J.T.: I, on the other hand, have met plenty of people helped by assessment tools. But they are merely the first step. You then have to do the research necessary to focus on a field, then take concrete steps to develop contacts.

Dale: A big yes to research. But Olivia, please don't think that means reading career books and surfing the Web. The most important research you can do is to single out the people in your life whom you admire. Meet with them informally and get them reminiscing about their career decisions and turning points. What I predict you will discover - and discovering it yourself makes all the difference - is that your past holds the clues to what talents you should be evolving, and, knowing those, then luck/coincidence/synchronicity are invited into your life. Heightened awareness of your own skills, combined with the energizing work of meeting interesting people, will yield more job success than a thousand online job applications.

J.T.: Once you choose a career focus, you will be able to use your past experience, skills and knowledge to get yourself on a fast track to success. I hope you will invest in finding something that impresses you, and soon you'll be impressing your family with your new success.

About the Author:

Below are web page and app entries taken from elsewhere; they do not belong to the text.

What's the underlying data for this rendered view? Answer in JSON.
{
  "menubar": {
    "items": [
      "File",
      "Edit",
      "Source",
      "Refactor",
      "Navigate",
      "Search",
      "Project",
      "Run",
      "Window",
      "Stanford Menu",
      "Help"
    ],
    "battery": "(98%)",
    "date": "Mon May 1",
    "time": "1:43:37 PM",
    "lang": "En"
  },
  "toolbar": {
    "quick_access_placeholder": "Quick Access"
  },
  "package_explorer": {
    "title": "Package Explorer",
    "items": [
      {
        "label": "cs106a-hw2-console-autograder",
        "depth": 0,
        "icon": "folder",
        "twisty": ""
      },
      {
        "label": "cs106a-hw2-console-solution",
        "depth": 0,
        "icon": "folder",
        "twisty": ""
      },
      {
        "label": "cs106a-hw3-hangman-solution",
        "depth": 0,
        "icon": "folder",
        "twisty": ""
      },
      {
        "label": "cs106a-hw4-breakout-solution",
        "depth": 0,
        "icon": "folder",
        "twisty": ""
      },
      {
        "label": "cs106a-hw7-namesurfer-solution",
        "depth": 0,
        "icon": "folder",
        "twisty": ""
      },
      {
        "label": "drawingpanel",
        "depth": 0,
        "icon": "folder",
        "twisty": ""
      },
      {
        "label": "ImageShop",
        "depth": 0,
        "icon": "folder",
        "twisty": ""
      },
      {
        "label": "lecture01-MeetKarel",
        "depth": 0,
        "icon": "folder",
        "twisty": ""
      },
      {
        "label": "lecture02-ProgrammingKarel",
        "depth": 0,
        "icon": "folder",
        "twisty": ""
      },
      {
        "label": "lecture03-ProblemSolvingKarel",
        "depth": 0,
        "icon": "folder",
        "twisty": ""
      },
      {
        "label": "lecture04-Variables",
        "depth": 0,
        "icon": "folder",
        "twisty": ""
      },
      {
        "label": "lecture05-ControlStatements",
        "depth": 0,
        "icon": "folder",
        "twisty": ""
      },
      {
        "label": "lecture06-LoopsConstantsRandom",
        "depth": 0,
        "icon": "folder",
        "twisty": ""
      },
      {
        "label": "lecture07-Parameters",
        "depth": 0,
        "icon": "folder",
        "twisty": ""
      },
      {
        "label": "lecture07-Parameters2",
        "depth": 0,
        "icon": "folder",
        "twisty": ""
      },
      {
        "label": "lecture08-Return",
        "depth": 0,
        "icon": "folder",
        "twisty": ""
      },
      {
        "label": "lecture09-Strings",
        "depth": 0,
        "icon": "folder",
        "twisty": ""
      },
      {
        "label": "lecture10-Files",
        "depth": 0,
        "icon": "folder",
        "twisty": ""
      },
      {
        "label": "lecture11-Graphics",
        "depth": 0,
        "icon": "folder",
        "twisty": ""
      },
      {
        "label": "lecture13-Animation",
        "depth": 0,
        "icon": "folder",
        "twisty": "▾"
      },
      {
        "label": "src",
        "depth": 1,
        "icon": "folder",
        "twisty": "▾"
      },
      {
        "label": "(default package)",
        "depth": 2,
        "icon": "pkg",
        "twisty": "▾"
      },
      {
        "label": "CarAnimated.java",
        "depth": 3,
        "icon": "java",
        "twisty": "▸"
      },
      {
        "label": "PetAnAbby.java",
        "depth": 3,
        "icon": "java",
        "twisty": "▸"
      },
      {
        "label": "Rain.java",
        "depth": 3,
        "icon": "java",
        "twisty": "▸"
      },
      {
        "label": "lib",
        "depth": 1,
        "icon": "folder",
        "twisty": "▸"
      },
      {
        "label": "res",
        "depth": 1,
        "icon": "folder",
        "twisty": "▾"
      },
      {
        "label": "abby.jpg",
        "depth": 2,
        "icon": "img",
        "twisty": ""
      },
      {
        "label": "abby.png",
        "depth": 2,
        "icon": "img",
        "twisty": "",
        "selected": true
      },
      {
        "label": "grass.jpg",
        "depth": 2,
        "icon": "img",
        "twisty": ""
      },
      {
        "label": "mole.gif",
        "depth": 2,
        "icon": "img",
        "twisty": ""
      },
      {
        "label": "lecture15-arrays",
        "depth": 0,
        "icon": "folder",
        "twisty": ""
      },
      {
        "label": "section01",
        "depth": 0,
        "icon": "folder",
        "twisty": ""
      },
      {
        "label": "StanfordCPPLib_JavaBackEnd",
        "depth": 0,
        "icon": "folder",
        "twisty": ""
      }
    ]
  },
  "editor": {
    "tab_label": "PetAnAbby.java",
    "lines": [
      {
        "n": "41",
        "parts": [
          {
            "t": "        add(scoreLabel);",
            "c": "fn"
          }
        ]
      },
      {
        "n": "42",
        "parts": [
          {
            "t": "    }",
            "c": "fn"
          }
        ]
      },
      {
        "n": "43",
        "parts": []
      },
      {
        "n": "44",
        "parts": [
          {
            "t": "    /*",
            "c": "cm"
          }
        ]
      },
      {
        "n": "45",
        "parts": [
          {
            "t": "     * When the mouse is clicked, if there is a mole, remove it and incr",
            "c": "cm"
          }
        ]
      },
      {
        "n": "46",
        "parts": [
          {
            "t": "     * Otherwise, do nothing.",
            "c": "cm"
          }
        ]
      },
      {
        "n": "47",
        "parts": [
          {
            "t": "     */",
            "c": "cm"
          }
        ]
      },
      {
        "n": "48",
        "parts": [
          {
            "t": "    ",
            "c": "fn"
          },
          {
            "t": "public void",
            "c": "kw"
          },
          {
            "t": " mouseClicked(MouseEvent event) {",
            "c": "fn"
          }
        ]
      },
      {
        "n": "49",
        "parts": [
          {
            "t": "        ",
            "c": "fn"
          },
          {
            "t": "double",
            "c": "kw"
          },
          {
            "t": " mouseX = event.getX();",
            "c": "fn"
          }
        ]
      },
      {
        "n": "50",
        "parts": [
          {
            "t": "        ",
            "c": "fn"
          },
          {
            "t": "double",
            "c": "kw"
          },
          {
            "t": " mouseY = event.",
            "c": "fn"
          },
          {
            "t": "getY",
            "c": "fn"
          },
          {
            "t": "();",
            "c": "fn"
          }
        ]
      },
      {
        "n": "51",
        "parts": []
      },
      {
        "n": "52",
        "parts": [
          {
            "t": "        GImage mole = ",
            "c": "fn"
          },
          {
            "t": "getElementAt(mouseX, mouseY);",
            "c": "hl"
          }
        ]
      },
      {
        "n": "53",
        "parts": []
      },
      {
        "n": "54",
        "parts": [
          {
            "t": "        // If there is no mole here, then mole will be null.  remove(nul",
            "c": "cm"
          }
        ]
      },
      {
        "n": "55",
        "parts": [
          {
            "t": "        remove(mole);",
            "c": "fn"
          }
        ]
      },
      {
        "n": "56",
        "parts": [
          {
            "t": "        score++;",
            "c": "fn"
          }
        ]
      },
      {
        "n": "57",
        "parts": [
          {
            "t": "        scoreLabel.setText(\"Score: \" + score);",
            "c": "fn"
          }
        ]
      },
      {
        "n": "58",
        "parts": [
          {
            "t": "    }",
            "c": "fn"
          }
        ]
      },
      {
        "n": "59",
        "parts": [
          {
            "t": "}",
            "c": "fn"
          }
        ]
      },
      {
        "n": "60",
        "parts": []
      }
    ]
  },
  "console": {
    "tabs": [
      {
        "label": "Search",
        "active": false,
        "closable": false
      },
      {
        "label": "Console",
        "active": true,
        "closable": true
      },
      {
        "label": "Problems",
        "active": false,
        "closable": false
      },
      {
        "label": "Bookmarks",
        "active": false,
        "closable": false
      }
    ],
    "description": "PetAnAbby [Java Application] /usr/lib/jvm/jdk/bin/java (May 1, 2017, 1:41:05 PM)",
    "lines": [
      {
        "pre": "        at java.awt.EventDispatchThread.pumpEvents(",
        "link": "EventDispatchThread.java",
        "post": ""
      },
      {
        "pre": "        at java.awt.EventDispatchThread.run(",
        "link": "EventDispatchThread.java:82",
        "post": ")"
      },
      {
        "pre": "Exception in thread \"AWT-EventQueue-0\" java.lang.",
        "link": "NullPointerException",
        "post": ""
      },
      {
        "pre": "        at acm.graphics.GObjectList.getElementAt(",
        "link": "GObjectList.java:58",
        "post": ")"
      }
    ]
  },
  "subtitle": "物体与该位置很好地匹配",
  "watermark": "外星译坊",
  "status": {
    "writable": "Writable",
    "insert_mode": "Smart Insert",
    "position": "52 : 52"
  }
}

Jeanine J.T. Tanner O'Donnell is a professional development specialist and the founder of the consulting firm,, and of the blog, Dale Dauten resolves employment and other business disputes as a mediator with